HOW TO COMPLETE THIS TASK
The answer must consist of every line below that holds the word "name".

[Element data from apps and pages]
--------------------------------------------------

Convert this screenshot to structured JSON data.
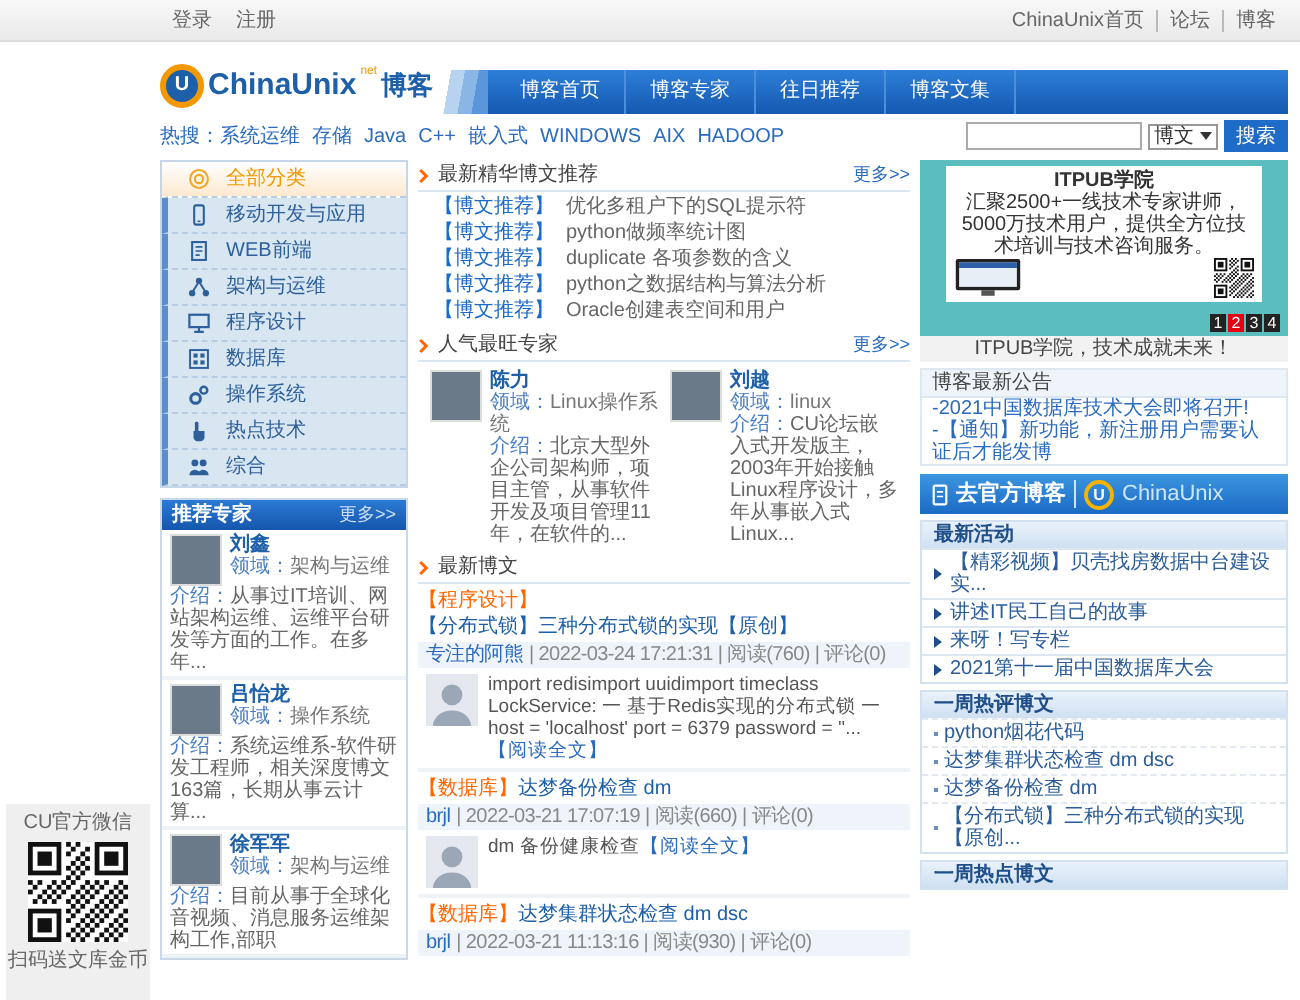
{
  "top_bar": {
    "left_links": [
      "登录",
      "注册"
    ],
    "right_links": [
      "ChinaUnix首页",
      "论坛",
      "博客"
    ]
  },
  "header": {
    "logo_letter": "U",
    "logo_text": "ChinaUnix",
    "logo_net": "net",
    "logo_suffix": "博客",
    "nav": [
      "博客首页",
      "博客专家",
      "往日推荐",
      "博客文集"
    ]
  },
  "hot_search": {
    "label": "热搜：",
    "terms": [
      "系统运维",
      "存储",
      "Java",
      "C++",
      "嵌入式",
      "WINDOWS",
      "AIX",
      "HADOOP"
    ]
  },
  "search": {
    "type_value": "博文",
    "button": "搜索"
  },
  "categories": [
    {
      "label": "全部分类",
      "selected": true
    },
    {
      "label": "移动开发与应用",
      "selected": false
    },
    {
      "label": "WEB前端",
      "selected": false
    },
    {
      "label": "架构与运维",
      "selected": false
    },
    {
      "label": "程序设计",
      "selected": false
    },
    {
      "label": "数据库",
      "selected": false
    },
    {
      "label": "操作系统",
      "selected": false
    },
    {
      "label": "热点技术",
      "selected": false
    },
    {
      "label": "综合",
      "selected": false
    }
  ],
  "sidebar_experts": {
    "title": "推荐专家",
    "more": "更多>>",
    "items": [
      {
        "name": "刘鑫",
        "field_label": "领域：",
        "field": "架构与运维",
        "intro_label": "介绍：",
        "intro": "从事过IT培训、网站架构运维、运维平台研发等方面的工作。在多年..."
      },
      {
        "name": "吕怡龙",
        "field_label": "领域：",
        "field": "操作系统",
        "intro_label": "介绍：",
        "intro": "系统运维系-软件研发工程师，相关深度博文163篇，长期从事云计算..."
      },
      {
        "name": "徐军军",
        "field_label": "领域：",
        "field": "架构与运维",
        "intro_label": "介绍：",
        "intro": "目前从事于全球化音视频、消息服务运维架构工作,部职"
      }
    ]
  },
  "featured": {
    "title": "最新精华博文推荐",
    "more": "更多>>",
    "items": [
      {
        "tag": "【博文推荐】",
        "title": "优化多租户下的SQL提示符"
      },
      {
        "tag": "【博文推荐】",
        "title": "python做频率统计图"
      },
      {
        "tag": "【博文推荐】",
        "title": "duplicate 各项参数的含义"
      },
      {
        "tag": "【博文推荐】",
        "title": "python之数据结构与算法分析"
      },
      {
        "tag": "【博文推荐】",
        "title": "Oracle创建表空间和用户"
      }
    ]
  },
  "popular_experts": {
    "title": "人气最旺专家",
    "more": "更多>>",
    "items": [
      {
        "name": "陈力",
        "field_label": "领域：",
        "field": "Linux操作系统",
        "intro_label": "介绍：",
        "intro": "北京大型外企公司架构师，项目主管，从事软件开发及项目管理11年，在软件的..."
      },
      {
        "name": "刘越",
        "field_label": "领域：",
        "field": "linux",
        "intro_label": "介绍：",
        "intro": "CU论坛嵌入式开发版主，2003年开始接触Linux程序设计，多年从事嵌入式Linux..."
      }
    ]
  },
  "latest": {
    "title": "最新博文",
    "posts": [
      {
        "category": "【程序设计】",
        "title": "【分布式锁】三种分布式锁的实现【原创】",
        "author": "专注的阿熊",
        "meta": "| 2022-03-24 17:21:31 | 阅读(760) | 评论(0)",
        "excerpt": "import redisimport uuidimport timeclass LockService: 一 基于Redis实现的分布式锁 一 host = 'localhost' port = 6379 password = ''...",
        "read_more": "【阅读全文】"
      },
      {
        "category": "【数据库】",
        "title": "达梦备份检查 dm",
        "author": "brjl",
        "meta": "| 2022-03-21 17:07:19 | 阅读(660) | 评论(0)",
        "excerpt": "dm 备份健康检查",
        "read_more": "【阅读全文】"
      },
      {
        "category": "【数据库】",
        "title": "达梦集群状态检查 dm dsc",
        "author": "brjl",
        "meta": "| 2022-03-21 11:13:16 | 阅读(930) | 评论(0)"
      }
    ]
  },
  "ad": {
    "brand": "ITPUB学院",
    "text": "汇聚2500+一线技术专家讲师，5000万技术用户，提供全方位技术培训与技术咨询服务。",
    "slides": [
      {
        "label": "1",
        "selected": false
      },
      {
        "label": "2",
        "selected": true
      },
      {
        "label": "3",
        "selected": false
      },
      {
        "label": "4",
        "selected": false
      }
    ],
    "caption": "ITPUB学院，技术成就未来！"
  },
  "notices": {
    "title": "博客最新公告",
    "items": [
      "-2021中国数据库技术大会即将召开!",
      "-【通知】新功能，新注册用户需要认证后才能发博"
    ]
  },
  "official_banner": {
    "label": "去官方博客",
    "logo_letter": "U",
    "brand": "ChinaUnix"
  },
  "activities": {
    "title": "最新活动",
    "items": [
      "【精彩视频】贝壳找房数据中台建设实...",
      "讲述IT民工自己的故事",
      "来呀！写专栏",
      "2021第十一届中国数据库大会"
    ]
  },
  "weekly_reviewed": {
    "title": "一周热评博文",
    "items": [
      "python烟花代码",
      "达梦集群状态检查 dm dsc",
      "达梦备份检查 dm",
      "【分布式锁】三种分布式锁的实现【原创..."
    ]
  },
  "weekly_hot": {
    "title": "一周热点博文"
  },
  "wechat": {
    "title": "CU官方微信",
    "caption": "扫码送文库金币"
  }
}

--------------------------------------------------

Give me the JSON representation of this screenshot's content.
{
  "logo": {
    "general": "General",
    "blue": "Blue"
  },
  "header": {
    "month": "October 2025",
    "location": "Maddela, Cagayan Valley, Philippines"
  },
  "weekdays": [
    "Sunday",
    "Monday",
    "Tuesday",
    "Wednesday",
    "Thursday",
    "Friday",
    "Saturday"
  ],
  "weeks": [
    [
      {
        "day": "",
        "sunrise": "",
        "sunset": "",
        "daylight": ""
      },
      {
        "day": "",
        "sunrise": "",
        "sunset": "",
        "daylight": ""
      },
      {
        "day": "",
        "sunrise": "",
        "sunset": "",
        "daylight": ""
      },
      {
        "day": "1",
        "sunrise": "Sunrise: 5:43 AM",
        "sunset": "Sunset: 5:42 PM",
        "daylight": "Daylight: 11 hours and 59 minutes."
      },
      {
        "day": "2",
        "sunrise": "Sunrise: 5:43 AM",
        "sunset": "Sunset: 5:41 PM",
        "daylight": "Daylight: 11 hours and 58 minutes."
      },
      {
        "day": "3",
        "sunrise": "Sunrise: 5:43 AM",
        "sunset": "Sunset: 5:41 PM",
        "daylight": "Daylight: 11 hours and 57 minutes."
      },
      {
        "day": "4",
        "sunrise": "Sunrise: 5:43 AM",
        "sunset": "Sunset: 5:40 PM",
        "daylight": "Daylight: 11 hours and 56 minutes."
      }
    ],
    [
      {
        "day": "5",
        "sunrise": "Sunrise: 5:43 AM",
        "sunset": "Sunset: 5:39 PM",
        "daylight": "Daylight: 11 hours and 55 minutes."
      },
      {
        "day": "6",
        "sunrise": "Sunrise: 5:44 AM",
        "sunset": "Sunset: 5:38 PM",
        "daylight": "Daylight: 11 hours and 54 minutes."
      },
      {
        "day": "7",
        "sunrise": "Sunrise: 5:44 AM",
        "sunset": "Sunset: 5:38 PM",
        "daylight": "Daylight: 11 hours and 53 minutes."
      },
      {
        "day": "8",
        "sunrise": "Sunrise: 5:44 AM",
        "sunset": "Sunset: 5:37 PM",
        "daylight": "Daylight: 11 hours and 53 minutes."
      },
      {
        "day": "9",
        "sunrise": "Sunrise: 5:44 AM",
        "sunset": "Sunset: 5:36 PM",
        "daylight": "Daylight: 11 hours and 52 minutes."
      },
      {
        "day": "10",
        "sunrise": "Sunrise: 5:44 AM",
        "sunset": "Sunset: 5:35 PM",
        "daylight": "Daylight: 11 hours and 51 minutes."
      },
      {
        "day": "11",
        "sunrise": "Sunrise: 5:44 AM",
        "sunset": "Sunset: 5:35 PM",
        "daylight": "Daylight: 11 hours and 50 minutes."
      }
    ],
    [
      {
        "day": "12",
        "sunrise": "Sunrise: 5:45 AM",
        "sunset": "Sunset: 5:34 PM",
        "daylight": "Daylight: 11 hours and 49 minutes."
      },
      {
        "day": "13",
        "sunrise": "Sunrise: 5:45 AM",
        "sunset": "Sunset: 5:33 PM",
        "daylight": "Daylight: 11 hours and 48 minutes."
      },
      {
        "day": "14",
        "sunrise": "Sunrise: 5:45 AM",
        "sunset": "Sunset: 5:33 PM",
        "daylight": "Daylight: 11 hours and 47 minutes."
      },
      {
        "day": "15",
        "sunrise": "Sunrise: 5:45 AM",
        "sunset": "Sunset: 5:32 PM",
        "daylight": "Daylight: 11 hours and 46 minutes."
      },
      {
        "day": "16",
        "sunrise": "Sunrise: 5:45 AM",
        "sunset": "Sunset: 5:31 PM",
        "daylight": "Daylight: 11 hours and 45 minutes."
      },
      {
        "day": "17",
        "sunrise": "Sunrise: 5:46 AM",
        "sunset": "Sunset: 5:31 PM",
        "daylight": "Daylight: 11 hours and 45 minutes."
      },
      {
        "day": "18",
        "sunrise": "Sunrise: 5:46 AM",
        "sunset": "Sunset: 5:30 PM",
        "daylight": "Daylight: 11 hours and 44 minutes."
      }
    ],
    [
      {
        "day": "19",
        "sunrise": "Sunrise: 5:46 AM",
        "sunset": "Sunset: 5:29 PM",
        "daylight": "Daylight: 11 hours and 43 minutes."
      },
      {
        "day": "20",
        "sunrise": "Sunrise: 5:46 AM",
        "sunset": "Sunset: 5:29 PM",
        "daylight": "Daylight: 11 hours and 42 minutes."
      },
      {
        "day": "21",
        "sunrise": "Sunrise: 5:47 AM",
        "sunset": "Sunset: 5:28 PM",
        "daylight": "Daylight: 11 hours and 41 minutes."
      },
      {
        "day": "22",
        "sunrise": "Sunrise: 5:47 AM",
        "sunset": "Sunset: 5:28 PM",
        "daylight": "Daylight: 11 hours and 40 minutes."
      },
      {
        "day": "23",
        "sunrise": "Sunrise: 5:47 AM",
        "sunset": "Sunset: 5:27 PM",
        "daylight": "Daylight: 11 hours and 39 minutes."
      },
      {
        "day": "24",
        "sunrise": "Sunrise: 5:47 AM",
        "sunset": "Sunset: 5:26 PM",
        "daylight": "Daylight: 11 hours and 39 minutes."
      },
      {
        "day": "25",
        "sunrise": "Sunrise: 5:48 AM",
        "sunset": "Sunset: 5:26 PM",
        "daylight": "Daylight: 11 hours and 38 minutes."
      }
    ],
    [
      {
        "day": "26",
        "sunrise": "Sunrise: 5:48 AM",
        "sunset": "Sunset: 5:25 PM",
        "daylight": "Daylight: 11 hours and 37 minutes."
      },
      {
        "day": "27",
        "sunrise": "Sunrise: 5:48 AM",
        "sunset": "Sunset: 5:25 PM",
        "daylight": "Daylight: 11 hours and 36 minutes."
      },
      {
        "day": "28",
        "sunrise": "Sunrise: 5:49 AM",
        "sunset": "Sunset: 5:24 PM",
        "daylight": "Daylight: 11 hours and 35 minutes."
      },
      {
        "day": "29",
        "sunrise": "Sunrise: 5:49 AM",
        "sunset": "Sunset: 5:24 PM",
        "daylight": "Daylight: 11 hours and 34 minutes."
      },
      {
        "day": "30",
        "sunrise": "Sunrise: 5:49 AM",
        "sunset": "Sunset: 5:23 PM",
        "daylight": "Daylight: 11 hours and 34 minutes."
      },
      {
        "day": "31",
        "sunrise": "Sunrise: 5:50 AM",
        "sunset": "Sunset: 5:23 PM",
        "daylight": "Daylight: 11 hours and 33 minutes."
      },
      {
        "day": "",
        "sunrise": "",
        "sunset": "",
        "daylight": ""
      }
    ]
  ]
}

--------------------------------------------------

TASK RESULT
        "name": "刘鑫",
        "name": "吕怡龙",
        "name": "徐军军",
        "name": "陈力",
        "name": "刘越",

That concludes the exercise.